The Obama administration has approved an immediate infusion of $18.5 million to guard New York City against the use of nuclear and radiological weapons by terrorists, Sen. Charles Schumer said Friday.
The NYPD is to receive $18.5 million out of a possible $20 million made available nationwide, the New York Democrat said.
The new cash comes from the federal "Securing the Cities" initiative, an anti-terror program launched in 2006 to protect high-risk metropolitan areas like New York with a ring of radiation detectors. The city in 2008 received $29 million in similar grants under the initiative.
"Hundreds if not thousands" of such devices have been distributed to police departments in the area, including Long Island, Connecticut and Westchester, said NYPD spokesman Paul Browne. According to him, local police agencies, with advice from the NYPD, are deploying the devices at numerous entry points and highways to the city.
Although the NYPD is getting virtually all of the funding sent to New York for the radiation detectors, the city has been sharing information with nearby police departments in Nassau and Suffolk counties, according to federal security officials.
Police Commissioner Ray Kelly applauded Schumer's effort Friday, saying he did a "great job" in getting the money reinstated after the Department of Homeland Security sought to trim the funding from the federal budget last year. A DHS spokesman was unavailable for comment late Friday.
The threat of terrorists getting access to a nuclear device or radioactive material to make a "dirty bomb" has been a key concern of police and the federal government. The concern has grown, some experts say, because Pakistan has nuclear weapons and also has a significant number of al-Qaida supporters.
In the United States, the federal Domestic Nuclear Detection Office is responsible for setting up a system to detect any attempt to import or assemble nuclear or radiological materials.
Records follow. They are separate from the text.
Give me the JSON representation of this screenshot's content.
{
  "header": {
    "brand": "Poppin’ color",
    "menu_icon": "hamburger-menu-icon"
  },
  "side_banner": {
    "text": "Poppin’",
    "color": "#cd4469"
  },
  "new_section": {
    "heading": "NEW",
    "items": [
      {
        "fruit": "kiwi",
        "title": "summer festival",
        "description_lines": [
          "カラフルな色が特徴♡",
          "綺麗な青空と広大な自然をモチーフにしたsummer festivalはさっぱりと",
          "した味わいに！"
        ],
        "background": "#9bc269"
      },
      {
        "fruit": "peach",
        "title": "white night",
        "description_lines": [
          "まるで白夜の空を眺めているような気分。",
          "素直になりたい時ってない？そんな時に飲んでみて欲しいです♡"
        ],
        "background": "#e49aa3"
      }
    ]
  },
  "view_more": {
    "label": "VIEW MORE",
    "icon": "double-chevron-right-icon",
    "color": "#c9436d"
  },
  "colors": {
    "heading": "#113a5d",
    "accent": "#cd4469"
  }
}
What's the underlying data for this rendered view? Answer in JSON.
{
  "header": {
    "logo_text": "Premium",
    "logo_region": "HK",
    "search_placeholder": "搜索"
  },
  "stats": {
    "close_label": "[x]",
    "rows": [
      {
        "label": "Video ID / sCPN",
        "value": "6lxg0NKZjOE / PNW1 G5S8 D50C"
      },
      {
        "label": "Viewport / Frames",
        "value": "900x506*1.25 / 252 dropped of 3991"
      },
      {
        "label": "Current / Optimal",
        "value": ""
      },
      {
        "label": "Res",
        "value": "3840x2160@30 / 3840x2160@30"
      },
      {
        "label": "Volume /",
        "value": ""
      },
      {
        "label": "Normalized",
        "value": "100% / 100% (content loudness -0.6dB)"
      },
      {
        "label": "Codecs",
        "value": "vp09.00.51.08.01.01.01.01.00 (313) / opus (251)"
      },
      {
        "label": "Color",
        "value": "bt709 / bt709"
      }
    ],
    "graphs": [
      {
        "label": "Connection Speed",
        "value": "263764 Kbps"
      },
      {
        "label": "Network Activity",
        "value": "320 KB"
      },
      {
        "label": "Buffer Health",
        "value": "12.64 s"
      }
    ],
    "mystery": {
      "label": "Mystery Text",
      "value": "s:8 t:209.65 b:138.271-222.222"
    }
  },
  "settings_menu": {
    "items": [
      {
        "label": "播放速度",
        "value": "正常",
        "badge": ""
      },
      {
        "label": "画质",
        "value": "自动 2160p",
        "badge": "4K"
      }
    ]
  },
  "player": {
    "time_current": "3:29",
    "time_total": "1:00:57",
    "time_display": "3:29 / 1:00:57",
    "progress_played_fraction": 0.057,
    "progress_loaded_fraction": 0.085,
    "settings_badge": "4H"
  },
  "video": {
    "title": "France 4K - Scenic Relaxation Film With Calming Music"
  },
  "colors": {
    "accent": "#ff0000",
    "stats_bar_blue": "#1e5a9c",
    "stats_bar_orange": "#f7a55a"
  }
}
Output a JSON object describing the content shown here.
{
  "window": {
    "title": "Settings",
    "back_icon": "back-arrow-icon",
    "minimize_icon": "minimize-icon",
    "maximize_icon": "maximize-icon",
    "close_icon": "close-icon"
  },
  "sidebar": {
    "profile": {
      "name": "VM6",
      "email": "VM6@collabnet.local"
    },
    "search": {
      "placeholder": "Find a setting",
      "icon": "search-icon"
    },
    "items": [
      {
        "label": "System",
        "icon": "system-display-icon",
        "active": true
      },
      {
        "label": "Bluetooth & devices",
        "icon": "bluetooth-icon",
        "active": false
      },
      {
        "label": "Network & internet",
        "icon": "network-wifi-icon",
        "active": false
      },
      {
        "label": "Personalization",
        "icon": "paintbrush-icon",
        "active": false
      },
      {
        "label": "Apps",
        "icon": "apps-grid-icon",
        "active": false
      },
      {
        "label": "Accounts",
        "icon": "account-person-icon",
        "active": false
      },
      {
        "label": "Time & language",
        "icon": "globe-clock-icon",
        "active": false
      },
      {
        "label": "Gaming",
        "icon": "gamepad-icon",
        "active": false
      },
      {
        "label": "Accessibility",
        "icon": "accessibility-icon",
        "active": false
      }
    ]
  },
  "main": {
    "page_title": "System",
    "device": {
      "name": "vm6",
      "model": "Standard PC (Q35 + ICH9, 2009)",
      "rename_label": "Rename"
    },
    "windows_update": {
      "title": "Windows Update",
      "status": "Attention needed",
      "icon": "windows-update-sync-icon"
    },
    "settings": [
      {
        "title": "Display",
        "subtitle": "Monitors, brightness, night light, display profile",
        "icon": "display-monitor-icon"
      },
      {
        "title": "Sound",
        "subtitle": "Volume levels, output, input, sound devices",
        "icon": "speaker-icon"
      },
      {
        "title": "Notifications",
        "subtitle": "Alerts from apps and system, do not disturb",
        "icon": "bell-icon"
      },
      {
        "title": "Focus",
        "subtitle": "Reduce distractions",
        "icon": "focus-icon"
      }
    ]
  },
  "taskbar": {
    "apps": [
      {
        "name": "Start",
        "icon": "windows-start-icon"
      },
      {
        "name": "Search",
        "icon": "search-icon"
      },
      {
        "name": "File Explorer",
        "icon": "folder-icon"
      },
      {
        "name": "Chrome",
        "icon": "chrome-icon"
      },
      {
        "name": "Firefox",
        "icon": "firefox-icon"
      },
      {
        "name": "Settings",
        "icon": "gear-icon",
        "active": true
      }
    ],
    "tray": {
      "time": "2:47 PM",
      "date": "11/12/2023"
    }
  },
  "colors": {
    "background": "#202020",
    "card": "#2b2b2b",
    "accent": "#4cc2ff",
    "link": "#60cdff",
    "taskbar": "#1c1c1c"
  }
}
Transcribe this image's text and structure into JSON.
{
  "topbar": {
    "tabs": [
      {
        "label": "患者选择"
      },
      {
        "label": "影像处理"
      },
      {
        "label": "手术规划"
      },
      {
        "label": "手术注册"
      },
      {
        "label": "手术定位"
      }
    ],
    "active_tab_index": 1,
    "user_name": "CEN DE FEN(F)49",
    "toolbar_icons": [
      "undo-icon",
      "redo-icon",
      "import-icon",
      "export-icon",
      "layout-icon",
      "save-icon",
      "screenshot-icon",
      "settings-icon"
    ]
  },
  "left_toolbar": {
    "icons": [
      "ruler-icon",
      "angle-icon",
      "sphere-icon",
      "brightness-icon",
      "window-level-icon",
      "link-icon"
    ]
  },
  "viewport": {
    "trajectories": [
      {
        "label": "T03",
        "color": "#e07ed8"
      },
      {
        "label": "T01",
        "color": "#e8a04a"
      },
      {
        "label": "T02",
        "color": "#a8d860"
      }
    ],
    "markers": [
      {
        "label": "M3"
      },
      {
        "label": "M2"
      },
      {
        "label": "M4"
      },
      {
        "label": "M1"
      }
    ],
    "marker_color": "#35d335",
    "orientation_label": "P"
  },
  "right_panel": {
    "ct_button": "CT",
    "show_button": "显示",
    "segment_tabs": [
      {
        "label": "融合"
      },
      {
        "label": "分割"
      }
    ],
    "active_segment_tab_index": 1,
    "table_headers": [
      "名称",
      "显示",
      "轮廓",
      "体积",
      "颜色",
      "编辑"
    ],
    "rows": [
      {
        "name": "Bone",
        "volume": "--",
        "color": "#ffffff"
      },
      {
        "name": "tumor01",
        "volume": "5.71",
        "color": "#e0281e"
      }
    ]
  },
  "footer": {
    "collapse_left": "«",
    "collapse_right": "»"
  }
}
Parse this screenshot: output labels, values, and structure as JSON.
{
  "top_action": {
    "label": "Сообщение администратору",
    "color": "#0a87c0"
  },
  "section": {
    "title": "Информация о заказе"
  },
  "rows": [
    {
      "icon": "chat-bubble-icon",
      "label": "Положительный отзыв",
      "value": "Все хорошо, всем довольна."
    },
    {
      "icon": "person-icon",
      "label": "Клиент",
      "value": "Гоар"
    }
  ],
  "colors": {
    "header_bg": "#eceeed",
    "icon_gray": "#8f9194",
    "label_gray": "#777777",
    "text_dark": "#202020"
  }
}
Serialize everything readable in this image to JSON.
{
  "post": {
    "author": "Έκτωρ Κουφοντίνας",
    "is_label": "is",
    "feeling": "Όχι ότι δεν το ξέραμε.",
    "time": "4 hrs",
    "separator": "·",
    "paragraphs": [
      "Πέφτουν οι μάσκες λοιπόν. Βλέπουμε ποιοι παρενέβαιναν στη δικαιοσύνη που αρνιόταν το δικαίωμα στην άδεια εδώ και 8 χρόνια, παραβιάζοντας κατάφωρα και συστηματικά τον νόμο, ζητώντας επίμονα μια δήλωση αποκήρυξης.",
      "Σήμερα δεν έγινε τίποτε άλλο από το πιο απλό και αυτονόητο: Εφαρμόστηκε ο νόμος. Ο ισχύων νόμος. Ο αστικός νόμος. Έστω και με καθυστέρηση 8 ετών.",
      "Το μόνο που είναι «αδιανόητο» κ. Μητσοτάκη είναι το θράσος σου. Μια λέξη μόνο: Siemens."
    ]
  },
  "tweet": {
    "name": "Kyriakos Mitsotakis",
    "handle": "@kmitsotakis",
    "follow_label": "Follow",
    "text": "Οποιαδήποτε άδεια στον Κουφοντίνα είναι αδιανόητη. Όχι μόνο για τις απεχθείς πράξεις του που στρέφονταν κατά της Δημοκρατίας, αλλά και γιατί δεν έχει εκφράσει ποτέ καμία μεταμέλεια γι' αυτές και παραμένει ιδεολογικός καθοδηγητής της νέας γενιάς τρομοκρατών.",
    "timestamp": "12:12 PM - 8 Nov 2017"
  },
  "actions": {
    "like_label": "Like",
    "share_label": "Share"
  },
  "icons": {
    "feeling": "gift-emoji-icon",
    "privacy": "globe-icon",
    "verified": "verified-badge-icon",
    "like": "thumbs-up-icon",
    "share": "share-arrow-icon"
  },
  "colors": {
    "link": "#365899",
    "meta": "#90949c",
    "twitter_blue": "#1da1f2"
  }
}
It is overseeing the disbursement of the money to New York.
On a related issue, Schumer said he continued to talk with the White House to get a special budget line item to cover the city's security costs for an accused 9/11 mastermind's trial in Manhattan, estimated to cost $216 million in the first year.